Warning that “the education crisis is a national security crisis,” the report says that too many schools are failing to adequately equip students for the work force, and that many have stopped teaching the sort of basic civics that prepare students for citizenship. Resources and expertise aren’t distributed equitably, often hurting the most at-risk students. The situation, it says, puts the country’s “future economic prosperity, global position, and physical safety at risk.”
What do we do, you ask? Exactly what CF and many parents whose kids are trapped in failing, violent schools have been requesting:
The report urges wider use of charter schools and other alternatives to neighborhood public schools that are underperforming….
The report acknowledges the persistence of the problems it highlights, noting that many of the same risks were identified in “Nation at Risk,” a 1983 report commissioned by the Reagan administration that warned of “a rising tide of mediocrity that threatens our very future as a nation and a people.” But it cites reasons for fresh hope, including growing public awareness of the issues and bipartisan support for measures to address them.
“This country has a real but time-limited opportunity to make changes that would maintain the United States’ position in the world and its security at home,” it concludes.
Indeed. And you can imagine what comes after that inspiring call to action: whining from those who are profiting from the status quo. Here’s union boss Randi Weingarten:
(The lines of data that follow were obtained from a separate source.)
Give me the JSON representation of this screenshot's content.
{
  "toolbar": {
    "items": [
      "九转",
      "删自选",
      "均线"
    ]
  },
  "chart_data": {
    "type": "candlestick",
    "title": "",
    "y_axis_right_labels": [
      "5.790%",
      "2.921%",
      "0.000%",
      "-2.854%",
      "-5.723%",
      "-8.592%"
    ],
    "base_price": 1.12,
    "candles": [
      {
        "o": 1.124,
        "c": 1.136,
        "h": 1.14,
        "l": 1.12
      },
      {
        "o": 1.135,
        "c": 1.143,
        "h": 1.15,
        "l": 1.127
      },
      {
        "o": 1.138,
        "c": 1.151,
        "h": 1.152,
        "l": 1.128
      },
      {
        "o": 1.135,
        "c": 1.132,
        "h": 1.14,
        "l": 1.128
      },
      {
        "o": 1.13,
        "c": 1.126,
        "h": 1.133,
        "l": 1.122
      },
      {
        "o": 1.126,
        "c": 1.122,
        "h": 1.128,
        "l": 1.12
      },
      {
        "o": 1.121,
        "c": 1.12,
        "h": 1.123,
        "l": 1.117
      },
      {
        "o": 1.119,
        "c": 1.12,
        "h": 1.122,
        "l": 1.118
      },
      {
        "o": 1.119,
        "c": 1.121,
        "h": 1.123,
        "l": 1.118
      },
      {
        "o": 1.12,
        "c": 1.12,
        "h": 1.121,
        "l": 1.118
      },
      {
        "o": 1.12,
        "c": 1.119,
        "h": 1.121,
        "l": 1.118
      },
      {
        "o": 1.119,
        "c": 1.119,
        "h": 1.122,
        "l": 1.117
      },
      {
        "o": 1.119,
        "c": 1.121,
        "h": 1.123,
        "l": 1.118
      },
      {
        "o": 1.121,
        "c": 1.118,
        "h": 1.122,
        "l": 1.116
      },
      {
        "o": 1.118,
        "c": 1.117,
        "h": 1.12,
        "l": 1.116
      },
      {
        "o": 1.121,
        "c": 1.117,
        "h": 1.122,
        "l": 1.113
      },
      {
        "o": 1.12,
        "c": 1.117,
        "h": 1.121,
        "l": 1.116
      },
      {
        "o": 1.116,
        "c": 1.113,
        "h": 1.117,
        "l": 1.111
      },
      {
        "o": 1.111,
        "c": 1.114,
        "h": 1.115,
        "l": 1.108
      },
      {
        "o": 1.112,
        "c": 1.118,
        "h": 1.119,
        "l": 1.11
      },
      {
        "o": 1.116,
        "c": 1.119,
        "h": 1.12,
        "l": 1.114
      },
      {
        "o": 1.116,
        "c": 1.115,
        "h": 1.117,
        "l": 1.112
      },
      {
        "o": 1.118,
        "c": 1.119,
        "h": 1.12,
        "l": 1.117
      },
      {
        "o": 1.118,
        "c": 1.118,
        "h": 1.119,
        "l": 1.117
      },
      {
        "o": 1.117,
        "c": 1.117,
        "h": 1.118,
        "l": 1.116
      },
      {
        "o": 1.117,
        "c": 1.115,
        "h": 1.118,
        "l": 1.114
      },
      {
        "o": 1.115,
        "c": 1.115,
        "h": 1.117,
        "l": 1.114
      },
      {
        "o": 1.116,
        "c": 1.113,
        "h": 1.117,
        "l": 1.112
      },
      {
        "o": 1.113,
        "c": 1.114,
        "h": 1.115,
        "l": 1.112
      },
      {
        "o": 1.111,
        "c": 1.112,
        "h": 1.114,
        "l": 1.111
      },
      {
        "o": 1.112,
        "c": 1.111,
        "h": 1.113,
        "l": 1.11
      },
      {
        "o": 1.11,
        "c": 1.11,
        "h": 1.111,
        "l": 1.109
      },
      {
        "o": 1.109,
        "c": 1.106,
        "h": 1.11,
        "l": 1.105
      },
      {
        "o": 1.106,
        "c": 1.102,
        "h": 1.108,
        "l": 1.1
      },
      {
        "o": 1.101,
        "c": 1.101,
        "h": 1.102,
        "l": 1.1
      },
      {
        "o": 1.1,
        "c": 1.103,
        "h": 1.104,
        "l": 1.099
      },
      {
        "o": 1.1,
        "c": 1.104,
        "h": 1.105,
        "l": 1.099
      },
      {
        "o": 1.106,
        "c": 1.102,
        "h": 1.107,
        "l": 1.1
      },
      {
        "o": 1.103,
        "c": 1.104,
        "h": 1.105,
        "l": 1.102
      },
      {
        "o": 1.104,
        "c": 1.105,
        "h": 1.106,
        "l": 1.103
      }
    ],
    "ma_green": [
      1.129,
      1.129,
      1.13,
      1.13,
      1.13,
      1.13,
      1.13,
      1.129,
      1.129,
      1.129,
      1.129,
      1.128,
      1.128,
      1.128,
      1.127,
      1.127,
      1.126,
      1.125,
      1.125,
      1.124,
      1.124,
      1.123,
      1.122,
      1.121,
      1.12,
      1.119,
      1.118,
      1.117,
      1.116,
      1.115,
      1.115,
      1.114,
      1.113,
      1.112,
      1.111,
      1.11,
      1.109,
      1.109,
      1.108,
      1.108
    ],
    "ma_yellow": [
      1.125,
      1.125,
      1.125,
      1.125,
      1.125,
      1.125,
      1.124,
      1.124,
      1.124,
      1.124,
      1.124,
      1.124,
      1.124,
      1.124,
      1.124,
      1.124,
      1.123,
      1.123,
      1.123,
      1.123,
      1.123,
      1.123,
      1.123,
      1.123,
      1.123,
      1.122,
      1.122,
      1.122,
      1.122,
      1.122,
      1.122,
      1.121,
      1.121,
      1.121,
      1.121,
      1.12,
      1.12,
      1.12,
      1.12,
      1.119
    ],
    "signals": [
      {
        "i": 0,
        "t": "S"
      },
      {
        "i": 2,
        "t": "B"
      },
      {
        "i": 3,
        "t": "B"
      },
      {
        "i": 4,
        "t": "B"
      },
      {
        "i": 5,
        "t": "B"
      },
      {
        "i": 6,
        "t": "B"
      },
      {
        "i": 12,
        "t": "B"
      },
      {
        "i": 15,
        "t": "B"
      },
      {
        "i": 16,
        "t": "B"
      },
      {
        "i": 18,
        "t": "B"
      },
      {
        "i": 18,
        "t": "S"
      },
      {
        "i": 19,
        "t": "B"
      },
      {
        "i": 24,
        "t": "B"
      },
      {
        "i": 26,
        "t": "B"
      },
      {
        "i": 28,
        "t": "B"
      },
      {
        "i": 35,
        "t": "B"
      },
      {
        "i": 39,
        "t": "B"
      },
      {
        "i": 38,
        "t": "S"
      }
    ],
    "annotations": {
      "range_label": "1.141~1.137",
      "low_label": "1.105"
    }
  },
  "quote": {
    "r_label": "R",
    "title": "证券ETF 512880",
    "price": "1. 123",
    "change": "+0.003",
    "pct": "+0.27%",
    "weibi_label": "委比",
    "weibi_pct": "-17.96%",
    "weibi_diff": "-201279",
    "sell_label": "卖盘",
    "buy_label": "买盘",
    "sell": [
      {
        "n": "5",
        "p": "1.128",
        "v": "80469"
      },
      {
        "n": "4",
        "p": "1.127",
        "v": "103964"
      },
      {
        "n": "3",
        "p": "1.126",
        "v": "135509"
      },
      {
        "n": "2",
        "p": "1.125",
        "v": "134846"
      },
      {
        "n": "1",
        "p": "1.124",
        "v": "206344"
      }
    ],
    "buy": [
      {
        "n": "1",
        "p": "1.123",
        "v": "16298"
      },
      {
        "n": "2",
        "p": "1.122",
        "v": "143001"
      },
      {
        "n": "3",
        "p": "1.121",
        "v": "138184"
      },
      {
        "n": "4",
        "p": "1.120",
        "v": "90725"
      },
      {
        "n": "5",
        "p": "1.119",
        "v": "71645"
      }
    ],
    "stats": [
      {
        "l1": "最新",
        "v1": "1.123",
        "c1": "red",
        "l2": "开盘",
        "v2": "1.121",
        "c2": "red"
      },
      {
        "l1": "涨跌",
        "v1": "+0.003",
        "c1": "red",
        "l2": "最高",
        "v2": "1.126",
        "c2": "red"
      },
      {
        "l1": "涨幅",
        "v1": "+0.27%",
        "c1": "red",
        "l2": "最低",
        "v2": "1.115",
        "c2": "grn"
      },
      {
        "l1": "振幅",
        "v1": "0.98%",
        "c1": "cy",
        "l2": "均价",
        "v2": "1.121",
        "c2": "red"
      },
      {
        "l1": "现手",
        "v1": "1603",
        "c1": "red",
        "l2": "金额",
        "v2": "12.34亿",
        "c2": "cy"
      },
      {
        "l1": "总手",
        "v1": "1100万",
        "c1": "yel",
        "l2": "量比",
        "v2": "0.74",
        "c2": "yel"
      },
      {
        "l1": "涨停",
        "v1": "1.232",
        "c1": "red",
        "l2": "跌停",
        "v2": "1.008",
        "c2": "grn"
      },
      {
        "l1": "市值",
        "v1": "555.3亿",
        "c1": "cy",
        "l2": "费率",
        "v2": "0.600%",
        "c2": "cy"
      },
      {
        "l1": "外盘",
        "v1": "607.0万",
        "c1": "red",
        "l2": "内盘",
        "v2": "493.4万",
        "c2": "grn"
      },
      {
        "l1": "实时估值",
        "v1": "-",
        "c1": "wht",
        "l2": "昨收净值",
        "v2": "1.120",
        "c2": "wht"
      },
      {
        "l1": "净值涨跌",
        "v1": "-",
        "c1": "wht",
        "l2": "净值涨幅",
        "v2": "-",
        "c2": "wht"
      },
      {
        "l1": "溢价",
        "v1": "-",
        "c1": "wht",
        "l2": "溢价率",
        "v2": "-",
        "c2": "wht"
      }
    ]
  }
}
Six members of the task force offered “additional and dissenting views,” including Randi Weingarten, president of the American Federation of Teachers, a leading teachers union. While praising the task force’s goals and endorsing the report, she criticized it for “placing inordinate responsibility for school improvement on individual teachers” and for “promoting policies like the current topdown, standardized test-driven accountability that has narrowed the curriculum and reinforced the teaching of lower-level skills.”
Memo to Ms. Weingarten: Violent, failing schools aren’t good for teachers, either. And the amount of money—including from sky-high property taxes due to the pensions for which unions have pushed—that teachers’ friends, family members, and neighbors are forced to put into schools that are not giving our nation what it needs is an outrage. It’s time for a new approach. That would be the same approach we use in virtually every other important decision in life, including higher education: choice and competition.